Sparks is co-editor of Paths to Freedom: Manumission in the Atlantic World, published by the University of South Carolina Press this year. He and co-editor, Rosemary Brana-Shute, have gathered a collection of essays by scholars looking at manumission across slave systems from medieval Spain to the late-19th-century Americas.
"One thing that comes out of these studies is an understanding that manumission is a process," says Sparks. "It's not the single act itself.
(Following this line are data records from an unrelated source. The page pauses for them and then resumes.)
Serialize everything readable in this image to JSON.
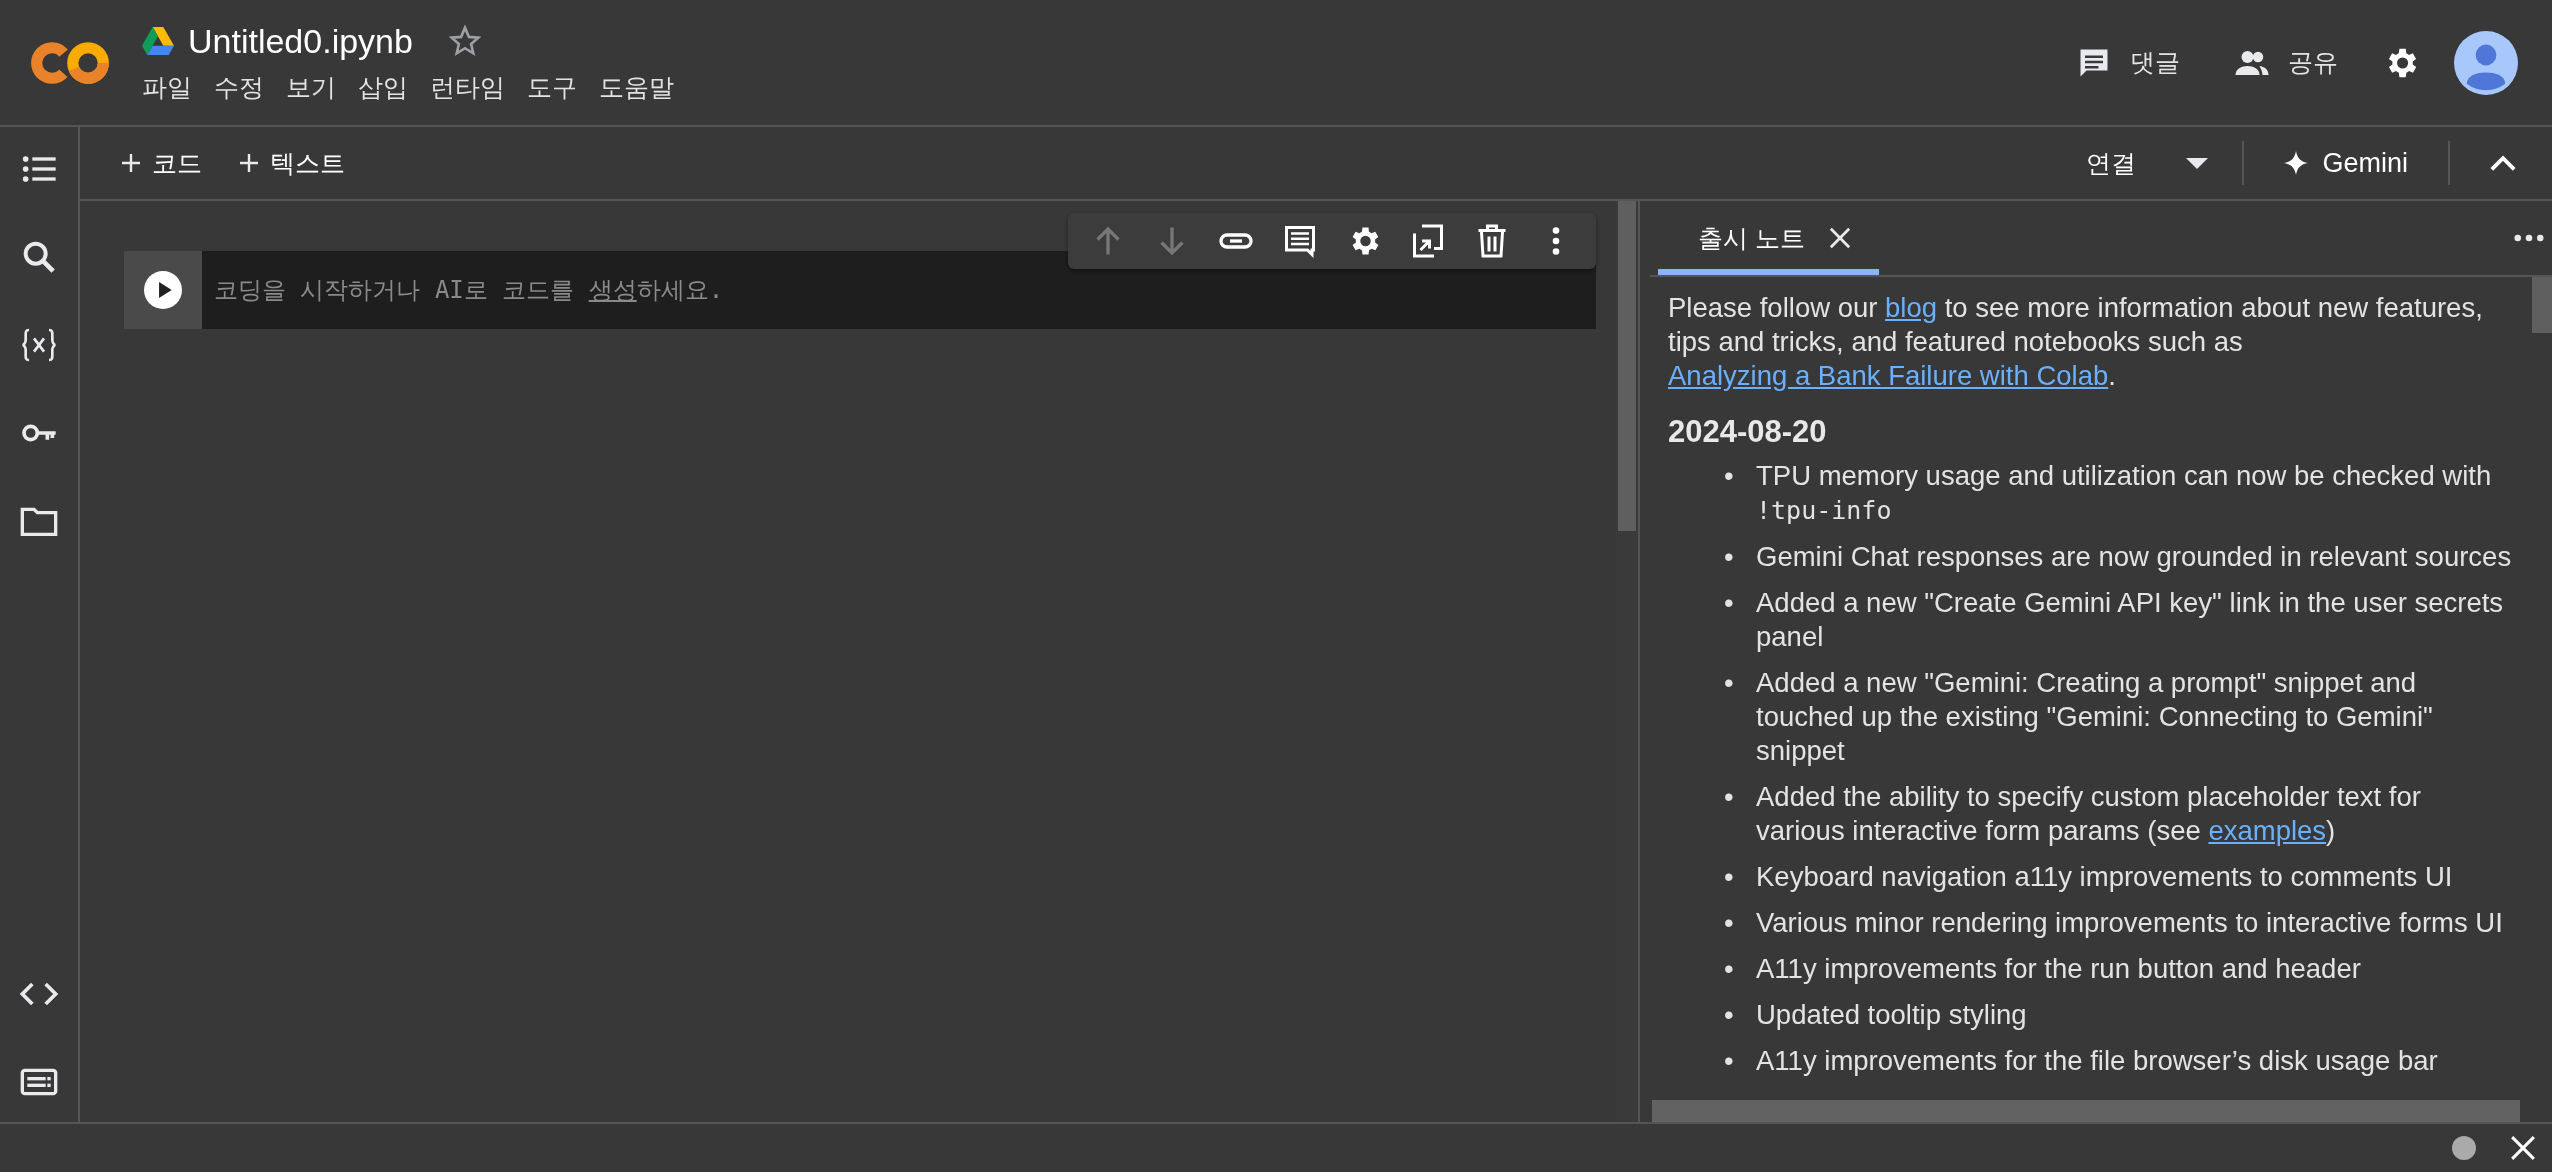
{
  "header": {
    "title": "Untitled0.ipynb",
    "starred": false,
    "menu": [
      "파일",
      "수정",
      "보기",
      "삽입",
      "런타임",
      "도구",
      "도움말"
    ],
    "actions": [
      {
        "kind": "comment",
        "label": "댓글"
      },
      {
        "kind": "share",
        "label": "공유"
      }
    ]
  },
  "toolbar": {
    "add": [
      "코드",
      "텍스트"
    ],
    "connect": "연결",
    "gemini": "Gemini"
  },
  "cell": {
    "hint": "코딩을 시작하거나 AI로 코드를 ",
    "hint_link": "생성",
    "hint_end": "하세요."
  },
  "notes": {
    "tab": "출시 노트",
    "intro": [
      {
        "kind": "text",
        "text": "Please follow our "
      },
      {
        "kind": "link",
        "text": "blog"
      },
      {
        "kind": "text",
        "text": " to see more information about new features, tips and tricks, and featured notebooks such as "
      },
      {
        "kind": "link",
        "text": "Analyzing a Bank Failure with Colab"
      },
      {
        "kind": "text",
        "text": "."
      }
    ],
    "date": "2024-08-20",
    "bullet": "•",
    "items": [
      [
        {
          "kind": "text",
          "text": "TPU memory usage and utilization can now be checked with "
        },
        {
          "kind": "code",
          "text": "!tpu-info"
        }
      ],
      [
        {
          "kind": "text",
          "text": "Gemini Chat responses are now grounded in relevant sources"
        }
      ],
      [
        {
          "kind": "text",
          "text": "Added a new \"Create Gemini API key\" link in the user secrets panel"
        }
      ],
      [
        {
          "kind": "text",
          "text": "Added a new \"Gemini: Creating a prompt\" snippet and touched up the existing \"Gemini: Connecting to Gemini\" snippet"
        }
      ],
      [
        {
          "kind": "text",
          "text": "Added the ability to specify custom placeholder text for various interactive form params (see "
        },
        {
          "kind": "link",
          "text": "examples"
        },
        {
          "kind": "text",
          "text": ")"
        }
      ],
      [
        {
          "kind": "text",
          "text": "Keyboard navigation a11y improvements to comments UI"
        }
      ],
      [
        {
          "kind": "text",
          "text": "Various minor rendering improvements to interactive forms UI"
        }
      ],
      [
        {
          "kind": "text",
          "text": "A11y improvements for the run button and header"
        }
      ],
      [
        {
          "kind": "text",
          "text": "Updated tooltip styling"
        }
      ],
      [
        {
          "kind": "text",
          "text": "A11y improvements for the file browser’s disk usage bar"
        }
      ]
    ]
  }
}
There's usually a story of some kind that precedes, and there's a story that follows."
Those stories typically navigated a complex web of relationships running from the white community through the slave community to the free black community.
Manumitted slaves were "constantly trying to reach back into slavery and pull out their own relatives or loved ones," says Sparks, who also is chair of the history department.
A manumitted slave could be a house servant granted her freedom as a reward for faithful service or a male slave freed to serve in a militia organized by whites.
Male slaves who were bricklayers and carpenters sometimes were allowed to self-purchase their freedom when their masters hired out their labor.
"They are, in fact, paying the owners, often at full-market value or even above it, for their own freedom," says Sparks.
Rates of manumission were highest in urban areas and lowest on rural plantations. "Wherever you look, though, the rates are very low, probably one slave out of every 500 to 1,000 per year," says Sparks.